He proposed that learning occurs in the ‘Zone of Proximal Development’ and described it as ‘the distance between the actual development level as determined by independent problem solving and the level of potential development as determined through problem solving under adult guidance or in collaboration with more capable peers’ (Vygotsky. 1978).
So what does that all mean? In terms of learning and change as development, this means an individual is able to best develop with the guidance, encouragement and/or collaboration of others in a socially interactive setting.
What? So this means a new starter won’t develop by sitting in a room being read information by someone else? Who would have thought!
Vygotsky’s theory says that learning and development needs to be a collaborative experience as opposed to the more traditional learning methods. For example, rather than a facilitator lecturing information to the group, the learner and facilitator should work in partnership in order to create meaning in ways that students can make their own (Hausfather. 1996).

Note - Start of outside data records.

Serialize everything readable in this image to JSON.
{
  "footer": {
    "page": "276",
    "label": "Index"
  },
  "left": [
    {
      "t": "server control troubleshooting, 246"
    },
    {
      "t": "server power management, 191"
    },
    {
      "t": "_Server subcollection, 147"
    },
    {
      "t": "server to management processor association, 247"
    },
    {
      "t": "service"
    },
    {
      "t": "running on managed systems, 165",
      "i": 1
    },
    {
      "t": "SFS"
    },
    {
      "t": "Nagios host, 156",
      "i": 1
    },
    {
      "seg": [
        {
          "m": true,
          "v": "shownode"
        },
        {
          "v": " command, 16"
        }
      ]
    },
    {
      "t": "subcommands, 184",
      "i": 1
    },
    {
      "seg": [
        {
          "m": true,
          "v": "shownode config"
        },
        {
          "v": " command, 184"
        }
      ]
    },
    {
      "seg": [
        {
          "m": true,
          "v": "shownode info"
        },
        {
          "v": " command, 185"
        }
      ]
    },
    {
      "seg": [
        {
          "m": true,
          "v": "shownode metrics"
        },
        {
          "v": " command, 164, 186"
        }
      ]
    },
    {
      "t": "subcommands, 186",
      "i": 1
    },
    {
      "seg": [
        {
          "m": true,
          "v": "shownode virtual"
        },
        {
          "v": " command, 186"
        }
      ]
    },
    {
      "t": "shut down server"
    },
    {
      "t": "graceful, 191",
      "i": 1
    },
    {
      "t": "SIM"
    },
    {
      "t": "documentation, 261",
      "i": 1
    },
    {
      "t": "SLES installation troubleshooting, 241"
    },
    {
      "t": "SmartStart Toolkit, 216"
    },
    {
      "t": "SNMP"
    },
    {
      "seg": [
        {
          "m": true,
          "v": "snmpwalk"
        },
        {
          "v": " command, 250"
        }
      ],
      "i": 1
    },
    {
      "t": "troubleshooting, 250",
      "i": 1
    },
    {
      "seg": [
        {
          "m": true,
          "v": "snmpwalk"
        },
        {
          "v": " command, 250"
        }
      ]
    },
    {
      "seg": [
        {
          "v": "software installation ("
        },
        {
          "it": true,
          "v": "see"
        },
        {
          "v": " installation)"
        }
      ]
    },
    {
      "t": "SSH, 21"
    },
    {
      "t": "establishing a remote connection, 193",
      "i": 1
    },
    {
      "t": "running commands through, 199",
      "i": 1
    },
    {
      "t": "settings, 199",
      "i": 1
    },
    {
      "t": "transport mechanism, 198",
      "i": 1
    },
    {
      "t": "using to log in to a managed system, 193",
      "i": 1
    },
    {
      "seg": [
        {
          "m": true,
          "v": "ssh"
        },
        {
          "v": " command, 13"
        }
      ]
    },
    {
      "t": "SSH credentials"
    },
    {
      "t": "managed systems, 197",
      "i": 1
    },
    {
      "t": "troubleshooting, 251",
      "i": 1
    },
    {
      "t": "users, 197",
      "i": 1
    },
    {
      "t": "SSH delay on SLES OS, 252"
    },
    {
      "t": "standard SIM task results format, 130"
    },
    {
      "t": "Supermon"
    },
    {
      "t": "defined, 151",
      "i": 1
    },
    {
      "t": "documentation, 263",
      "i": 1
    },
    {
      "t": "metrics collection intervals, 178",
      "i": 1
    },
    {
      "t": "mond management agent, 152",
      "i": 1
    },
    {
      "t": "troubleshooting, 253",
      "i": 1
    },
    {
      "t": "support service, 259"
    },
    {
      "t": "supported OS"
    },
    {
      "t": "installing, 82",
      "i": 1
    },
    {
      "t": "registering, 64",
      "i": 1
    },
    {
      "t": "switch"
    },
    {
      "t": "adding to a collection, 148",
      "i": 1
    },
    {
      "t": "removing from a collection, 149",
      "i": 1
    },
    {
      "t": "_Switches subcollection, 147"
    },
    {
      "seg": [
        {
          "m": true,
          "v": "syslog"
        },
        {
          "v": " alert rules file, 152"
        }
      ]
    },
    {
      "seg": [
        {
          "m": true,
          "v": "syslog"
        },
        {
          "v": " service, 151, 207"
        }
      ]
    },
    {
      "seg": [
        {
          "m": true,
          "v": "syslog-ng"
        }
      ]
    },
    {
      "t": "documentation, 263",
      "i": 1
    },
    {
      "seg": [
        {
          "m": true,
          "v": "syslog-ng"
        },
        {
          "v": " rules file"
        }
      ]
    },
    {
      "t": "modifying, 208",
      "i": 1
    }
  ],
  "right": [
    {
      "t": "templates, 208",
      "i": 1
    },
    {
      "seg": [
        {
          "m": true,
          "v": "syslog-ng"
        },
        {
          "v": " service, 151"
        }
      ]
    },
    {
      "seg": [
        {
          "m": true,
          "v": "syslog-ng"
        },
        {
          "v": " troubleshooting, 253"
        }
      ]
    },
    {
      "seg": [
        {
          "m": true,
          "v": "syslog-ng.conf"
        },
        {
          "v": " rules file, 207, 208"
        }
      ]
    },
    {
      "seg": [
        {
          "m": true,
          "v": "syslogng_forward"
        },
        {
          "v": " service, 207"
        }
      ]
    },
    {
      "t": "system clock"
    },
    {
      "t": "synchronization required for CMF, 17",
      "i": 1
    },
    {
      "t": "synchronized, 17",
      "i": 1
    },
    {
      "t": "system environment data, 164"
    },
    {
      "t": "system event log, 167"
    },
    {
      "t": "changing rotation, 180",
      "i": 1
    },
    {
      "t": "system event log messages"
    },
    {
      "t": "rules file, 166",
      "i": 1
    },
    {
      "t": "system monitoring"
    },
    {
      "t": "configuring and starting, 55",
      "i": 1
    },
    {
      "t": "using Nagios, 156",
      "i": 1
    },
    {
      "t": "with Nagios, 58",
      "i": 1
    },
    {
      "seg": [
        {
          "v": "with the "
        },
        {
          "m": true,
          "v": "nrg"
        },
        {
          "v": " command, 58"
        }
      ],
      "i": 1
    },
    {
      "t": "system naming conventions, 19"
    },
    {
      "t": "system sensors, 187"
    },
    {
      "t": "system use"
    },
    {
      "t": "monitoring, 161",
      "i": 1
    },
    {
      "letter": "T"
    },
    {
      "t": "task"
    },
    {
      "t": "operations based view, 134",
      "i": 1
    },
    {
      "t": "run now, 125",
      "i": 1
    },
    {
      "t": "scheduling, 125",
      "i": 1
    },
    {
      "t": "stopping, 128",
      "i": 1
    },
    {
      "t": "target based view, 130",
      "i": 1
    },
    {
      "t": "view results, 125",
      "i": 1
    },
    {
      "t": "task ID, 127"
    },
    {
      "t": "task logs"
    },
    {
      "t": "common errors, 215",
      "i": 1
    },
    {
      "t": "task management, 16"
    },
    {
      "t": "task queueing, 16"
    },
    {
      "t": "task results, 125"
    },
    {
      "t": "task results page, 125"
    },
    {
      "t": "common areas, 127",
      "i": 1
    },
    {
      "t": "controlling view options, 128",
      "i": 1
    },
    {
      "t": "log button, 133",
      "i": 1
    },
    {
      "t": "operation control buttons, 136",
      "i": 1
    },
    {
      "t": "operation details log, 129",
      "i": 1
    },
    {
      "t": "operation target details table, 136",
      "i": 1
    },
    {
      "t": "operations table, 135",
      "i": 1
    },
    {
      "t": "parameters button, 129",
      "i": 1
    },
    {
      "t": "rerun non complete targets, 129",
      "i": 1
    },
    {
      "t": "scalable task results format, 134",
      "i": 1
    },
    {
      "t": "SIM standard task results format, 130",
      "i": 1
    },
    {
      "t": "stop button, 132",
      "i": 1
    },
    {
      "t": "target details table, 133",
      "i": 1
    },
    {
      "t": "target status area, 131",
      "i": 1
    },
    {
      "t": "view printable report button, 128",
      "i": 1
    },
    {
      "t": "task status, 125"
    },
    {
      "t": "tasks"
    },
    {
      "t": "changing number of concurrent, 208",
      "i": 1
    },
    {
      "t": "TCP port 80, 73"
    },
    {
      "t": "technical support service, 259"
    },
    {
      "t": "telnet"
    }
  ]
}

In thinking about this in the context of my own workplace, I recalled a conversation I had with an adult learner in my previous job who said that she found her initial induction training experience to be ‘dry, boring and almost transactional’ as each speaker came in, spoke to the group about a designated topic and then left without inviting any interaction or stimulation of ones thinking about the presentation. It became monotonous and she found it was hard to recall the information presented because it was hard to remain focussed and engaged for long periods of time.
In contrast, she found the customer service training to be highly engaging due to its interactive nature. It involved group brainstorming and presentation of their ideas, role plays and quizzes. Moreover, learners were from a range of backgrounds and experiences so she also learned from listening to their customer service stories and how they dealt with particular situations. She felt that she learned much more and was able to demonstrate more key skills in this form of interactive training than when she was lectured to.
Now this isn’t rocket science, so why are we still using the same old techniques in our in-house programs?
More pertinent to my workplace, is this change in learning delivery a result of generational change i.e. Gen Y expect training to be interactive and engaging where as the boomers are happy with more traditional classroom style ‘listen and learn’ sessions? Keen to hear your thoughts.